__Entries provided__:
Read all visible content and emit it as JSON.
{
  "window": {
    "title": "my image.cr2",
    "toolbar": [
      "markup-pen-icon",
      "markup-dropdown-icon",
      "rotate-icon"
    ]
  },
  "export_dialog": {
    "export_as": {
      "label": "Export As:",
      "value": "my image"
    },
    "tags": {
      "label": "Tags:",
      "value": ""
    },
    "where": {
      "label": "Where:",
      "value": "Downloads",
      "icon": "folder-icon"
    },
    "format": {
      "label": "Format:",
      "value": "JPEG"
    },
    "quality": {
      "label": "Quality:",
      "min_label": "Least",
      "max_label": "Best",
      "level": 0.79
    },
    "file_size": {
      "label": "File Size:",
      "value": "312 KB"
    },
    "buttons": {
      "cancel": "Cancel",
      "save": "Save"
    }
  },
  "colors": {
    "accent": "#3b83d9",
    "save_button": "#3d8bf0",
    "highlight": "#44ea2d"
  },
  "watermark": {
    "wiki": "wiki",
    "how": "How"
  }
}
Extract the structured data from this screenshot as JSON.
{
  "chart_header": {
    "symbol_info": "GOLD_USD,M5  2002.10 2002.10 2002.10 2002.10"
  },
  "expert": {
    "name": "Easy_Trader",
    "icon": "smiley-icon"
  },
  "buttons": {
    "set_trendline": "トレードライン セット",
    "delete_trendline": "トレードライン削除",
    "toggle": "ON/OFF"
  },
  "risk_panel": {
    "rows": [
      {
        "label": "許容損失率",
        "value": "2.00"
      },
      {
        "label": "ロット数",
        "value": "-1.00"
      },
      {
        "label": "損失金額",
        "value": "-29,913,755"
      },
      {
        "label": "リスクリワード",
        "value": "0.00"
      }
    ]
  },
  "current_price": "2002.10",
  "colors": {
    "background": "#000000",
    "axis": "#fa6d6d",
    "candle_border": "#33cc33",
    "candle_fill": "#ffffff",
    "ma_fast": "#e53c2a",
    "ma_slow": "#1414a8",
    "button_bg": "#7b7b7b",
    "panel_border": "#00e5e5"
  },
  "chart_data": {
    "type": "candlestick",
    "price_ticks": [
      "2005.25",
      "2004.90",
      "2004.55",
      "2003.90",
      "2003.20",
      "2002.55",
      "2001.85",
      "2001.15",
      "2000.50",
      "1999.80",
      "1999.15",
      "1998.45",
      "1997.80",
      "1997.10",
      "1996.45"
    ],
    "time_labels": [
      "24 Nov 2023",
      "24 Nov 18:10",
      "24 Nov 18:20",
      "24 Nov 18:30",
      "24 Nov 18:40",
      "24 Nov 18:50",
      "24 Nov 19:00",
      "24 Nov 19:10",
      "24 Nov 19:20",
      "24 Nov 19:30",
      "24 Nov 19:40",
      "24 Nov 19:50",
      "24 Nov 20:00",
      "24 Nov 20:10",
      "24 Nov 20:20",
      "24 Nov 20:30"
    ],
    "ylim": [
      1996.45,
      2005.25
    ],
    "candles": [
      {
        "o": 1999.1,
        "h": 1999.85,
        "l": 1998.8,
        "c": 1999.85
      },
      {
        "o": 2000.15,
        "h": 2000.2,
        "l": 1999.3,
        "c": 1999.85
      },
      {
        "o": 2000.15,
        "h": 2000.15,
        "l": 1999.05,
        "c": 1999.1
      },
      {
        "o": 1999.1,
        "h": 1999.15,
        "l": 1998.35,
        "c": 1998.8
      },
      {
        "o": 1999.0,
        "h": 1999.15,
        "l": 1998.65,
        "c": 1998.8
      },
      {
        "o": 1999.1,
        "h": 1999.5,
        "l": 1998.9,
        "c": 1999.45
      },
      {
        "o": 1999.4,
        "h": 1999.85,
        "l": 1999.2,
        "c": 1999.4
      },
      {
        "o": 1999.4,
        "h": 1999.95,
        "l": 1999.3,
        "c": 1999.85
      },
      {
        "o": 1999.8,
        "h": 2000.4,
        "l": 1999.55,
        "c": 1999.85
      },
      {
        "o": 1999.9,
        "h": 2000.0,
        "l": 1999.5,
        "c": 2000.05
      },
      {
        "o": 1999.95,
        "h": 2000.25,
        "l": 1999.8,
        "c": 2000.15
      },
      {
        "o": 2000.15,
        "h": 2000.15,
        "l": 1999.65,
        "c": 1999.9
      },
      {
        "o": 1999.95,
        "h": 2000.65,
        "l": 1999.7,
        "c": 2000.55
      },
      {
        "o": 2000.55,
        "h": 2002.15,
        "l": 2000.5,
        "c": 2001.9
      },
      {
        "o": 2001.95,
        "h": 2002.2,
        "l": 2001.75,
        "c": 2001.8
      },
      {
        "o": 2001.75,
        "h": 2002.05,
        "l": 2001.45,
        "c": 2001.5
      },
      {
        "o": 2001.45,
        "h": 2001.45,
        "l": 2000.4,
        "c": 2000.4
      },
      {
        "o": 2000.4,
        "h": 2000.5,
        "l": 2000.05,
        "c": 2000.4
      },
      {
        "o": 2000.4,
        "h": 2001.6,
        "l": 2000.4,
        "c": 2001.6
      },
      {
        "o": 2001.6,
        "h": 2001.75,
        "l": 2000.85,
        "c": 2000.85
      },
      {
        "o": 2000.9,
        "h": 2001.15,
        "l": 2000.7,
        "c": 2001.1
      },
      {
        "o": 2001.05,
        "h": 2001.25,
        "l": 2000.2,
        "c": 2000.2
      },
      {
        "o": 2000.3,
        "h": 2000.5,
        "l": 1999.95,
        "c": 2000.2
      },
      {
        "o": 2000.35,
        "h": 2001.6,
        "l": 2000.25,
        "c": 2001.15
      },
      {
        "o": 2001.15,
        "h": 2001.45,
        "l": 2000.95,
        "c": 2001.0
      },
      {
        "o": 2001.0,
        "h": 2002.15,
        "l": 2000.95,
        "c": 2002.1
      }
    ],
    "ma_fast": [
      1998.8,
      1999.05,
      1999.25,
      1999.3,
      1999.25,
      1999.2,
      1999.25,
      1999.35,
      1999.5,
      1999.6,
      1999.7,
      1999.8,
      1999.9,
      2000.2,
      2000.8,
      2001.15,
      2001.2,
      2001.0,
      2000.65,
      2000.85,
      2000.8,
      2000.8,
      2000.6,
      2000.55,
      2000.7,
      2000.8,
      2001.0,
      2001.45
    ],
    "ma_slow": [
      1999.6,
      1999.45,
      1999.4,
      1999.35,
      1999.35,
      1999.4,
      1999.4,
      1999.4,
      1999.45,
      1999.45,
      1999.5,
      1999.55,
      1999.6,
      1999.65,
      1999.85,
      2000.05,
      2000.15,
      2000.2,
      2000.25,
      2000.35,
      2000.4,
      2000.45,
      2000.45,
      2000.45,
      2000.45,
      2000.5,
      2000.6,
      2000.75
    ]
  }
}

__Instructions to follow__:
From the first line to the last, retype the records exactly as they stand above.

__Exercise answer__:
Read all visible content and emit it as JSON.
{
  "window": {
    "title": "my image.cr2",
    "toolbar": [
      "markup-pen-icon",
      "markup-dropdown-icon",
      "rotate-icon"
    ]
  },
  "export_dialog": {
    "export_as": {
      "label": "Export As:",
      "value": "my image"
    },
    "tags": {
      "label": "Tags:",
      "value": ""
    },
    "where": {
      "label": "Where:",
      "value": "Downloads",
      "icon": "folder-icon"
    },
    "format": {
      "label": "Format:",
      "value": "JPEG"
    },
    "quality": {
      "label": "Quality:",
      "min_label": "Least",
      "max_label": "Best",
      "level": 0.79
    },
    "file_size": {
      "label": "File Size:",
      "value": "312 KB"
    },
    "buttons": {
      "cancel": "Cancel",
      "save": "Save"
    }
  },
  "colors": {
    "accent": "#3b83d9",
    "save_button": "#3d8bf0",
    "highlight": "#44ea2d"
  },
  "watermark": {
    "wiki": "wiki",
    "how": "How"
  }
}
Extract the structured data from this screenshot as JSON.
{
  "chart_header": {
    "symbol_info": "GOLD_USD,M5  2002.10 2002.10 2002.10 2002.10"
  },
  "expert": {
    "name": "Easy_Trader",
    "icon": "smiley-icon"
  },
  "buttons": {
    "set_trendline": "トレードライン セット",
    "delete_trendline": "トレードライン削除",
    "toggle": "ON/OFF"
  },
  "risk_panel": {
    "rows": [
      {
        "label": "許容損失率",
        "value": "2.00"
      },
      {
        "label": "ロット数",
        "value": "-1.00"
      },
      {
        "label": "損失金額",
        "value": "-29,913,755"
      },
      {
        "label": "リスクリワード",
        "value": "0.00"
      }
    ]
  },
  "current_price": "2002.10",
  "colors": {
    "background": "#000000",
    "axis": "#fa6d6d",
    "candle_border": "#33cc33",
    "candle_fill": "#ffffff",
    "ma_fast": "#e53c2a",
    "ma_slow": "#1414a8",
    "button_bg": "#7b7b7b",
    "panel_border": "#00e5e5"
  },
  "chart_data": {
    "type": "candlestick",
    "price_ticks": [
      "2005.25",
      "2004.90",
      "2004.55",
      "2003.90",
      "2003.20",
      "2002.55",
      "2001.85",
      "2001.15",
      "2000.50",
      "1999.80",
      "1999.15",
      "1998.45",
      "1997.80",
      "1997.10",
      "1996.45"
    ],
    "time_labels": [
      "24 Nov 2023",
      "24 Nov 18:10",
      "24 Nov 18:20",
      "24 Nov 18:30",
      "24 Nov 18:40",
      "24 Nov 18:50",
      "24 Nov 19:00",
      "24 Nov 19:10",
      "24 Nov 19:20",
      "24 Nov 19:30",
      "24 Nov 19:40",
      "24 Nov 19:50",
      "24 Nov 20:00",
      "24 Nov 20:10",
      "24 Nov 20:20",
      "24 Nov 20:30"
    ],
    "ylim": [
      1996.45,
      2005.25
    ],
    "candles": [
      {
        "o": 1999.1,
        "h": 1999.85,
        "l": 1998.8,
        "c": 1999.85
      },
      {
        "o": 2000.15,
        "h": 2000.2,
        "l": 1999.3,
        "c": 1999.85
      },
      {
        "o": 2000.15,
        "h": 2000.15,
        "l": 1999.05,
        "c": 1999.1
      },
      {
        "o": 1999.1,
        "h": 1999.15,
        "l": 1998.35,
        "c": 1998.8
      },
      {
        "o": 1999.0,
        "h": 1999.15,
        "l": 1998.65,
        "c": 1998.8
      },
      {
        "o": 1999.1,
        "h": 1999.5,
        "l": 1998.9,
        "c": 1999.45
      },
      {
        "o": 1999.4,
        "h": 1999.85,
        "l": 1999.2,
        "c": 1999.4
      },
      {
        "o": 1999.4,
        "h": 1999.95,
        "l": 1999.3,
        "c": 1999.85
      },
      {
        "o": 1999.8,
        "h": 2000.4,
        "l": 1999.55,
        "c": 1999.85
      },
      {
        "o": 1999.9,
        "h": 2000.0,
        "l": 1999.5,
        "c": 2000.05
      },
      {
        "o": 1999.95,
        "h": 2000.25,
        "l": 1999.8,
        "c": 2000.15
      },
      {
        "o": 2000.15,
        "h": 2000.15,
        "l": 1999.65,
        "c": 1999.9
      },
      {
        "o": 1999.95,
        "h": 2000.65,
        "l": 1999.7,
        "c": 2000.55
      },
      {
        "o": 2000.55,
        "h": 2002.15,
        "l": 2000.5,
        "c": 2001.9
      },
      {
        "o": 2001.95,
        "h": 2002.2,
        "l": 2001.75,
        "c": 2001.8
      },
      {
        "o": 2001.75,
        "h": 2002.05,
        "l": 2001.45,
        "c": 2001.5
      },
      {
        "o": 2001.45,
        "h": 2001.45,
        "l": 2000.4,
        "c": 2000.4
      },
      {
        "o": 2000.4,
        "h": 2000.5,
        "l": 2000.05,
        "c": 2000.4
      },
      {
        "o": 2000.4,
        "h": 2001.6,
        "l": 2000.4,
        "c": 2001.6
      },
      {
        "o": 2001.6,
        "h": 2001.75,
        "l": 2000.85,
        "c": 2000.85
      },
      {
        "o": 2000.9,
        "h": 2001.15,
        "l": 2000.7,
        "c": 2001.1
      },
      {
        "o": 2001.05,
        "h": 2001.25,
        "l": 2000.2,
        "c": 2000.2
      },
      {
        "o": 2000.3,
        "h": 2000.5,
        "l": 1999.95,
        "c": 2000.2
      },
      {
        "o": 2000.35,
        "h": 2001.6,
        "l": 2000.25,
        "c": 2001.15
      },
      {
        "o": 2001.15,
        "h": 2001.45,
        "l": 2000.95,
        "c": 2001.0
      },
      {
        "o": 2001.0,
        "h": 2002.15,
        "l": 2000.95,
        "c": 2002.1
      }
    ],
    "ma_fast": [
      1998.8,
      1999.05,
      1999.25,
      1999.3,
      1999.25,
      1999.2,
      1999.25,
      1999.35,
      1999.5,
      1999.6,
      1999.7,
      1999.8,
      1999.9,
      2000.2,
      2000.8,
      2001.15,
      2001.2,
      2001.0,
      2000.65,
      2000.85,
      2000.8,
      2000.8,
      2000.6,
      2000.55,
      2000.7,
      2000.8,
      2001.0,
      2001.45
    ],
    "ma_slow": [
      1999.6,
      1999.45,
      1999.4,
      1999.35,
      1999.35,
      1999.4,
      1999.4,
      1999.4,
      1999.45,
      1999.45,
      1999.5,
      1999.55,
      1999.6,
      1999.65,
      1999.85,
      2000.05,
      2000.15,
      2000.2,
      2000.25,
      2000.35,
      2000.4,
      2000.45,
      2000.45,
      2000.45,
      2000.45,
      2000.5,
      2000.6,
      2000.75
    ]
  }
}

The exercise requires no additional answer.